------ Material supplied ------

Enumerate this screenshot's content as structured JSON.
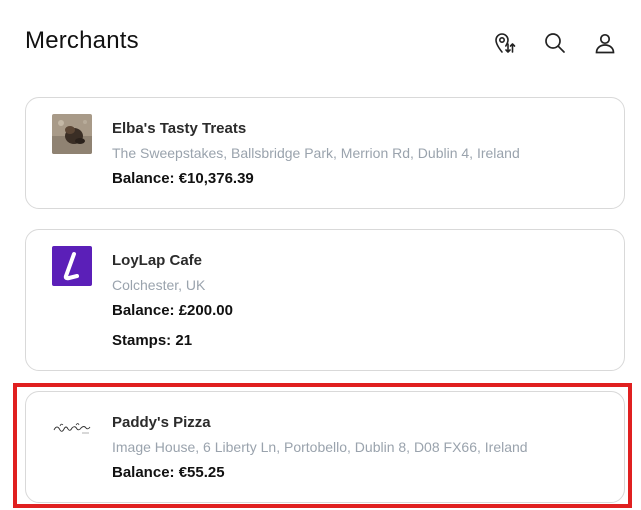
{
  "header": {
    "title": "Merchants",
    "icons": [
      "location-sort-icon",
      "search-icon",
      "user-icon"
    ]
  },
  "merchants": [
    {
      "name": "Elba's Tasty Treats",
      "address": "The Sweepstakes, Ballsbridge Park, Merrion Rd, Dublin 4, Ireland",
      "balance": "Balance: €10,376.39",
      "logo": "dog-photo-logo"
    },
    {
      "name": "LoyLap Cafe",
      "address": "Colchester, UK",
      "balance": "Balance: £200.00",
      "stamps": "Stamps: 21",
      "logo": "loylap-logo",
      "logo_color": "#5b1fb8"
    },
    {
      "name": "Paddy's Pizza",
      "address": "Image House, 6 Liberty Ln, Portobello, Dublin 8, D08 FX66, Ireland",
      "balance": "Balance: €55.25",
      "logo": "script-text-logo",
      "selected": true
    }
  ],
  "colors": {
    "highlight": "#e02020",
    "address_text": "#9aa3ad",
    "card_border": "#d9d9d9"
  }
}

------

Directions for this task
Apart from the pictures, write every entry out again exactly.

Task response
Enumerate this screenshot's content as structured JSON.
{
  "header": {
    "title": "Merchants",
    "icons": [
      "location-sort-icon",
      "search-icon",
      "user-icon"
    ]
  },
  "merchants": [
    {
      "name": "Elba's Tasty Treats",
      "address": "The Sweepstakes, Ballsbridge Park, Merrion Rd, Dublin 4, Ireland",
      "balance": "Balance: €10,376.39",
      "logo": "dog-photo-logo"
    },
    {
      "name": "LoyLap Cafe",
      "address": "Colchester, UK",
      "balance": "Balance: £200.00",
      "stamps": "Stamps: 21",
      "logo": "loylap-logo",
      "logo_color": "#5b1fb8"
    },
    {
      "name": "Paddy's Pizza",
      "address": "Image House, 6 Liberty Ln, Portobello, Dublin 8, D08 FX66, Ireland",
      "balance": "Balance: €55.25",
      "logo": "script-text-logo",
      "selected": true
    }
  ],
  "colors": {
    "highlight": "#e02020",
    "address_text": "#9aa3ad",
    "card_border": "#d9d9d9"
  }
}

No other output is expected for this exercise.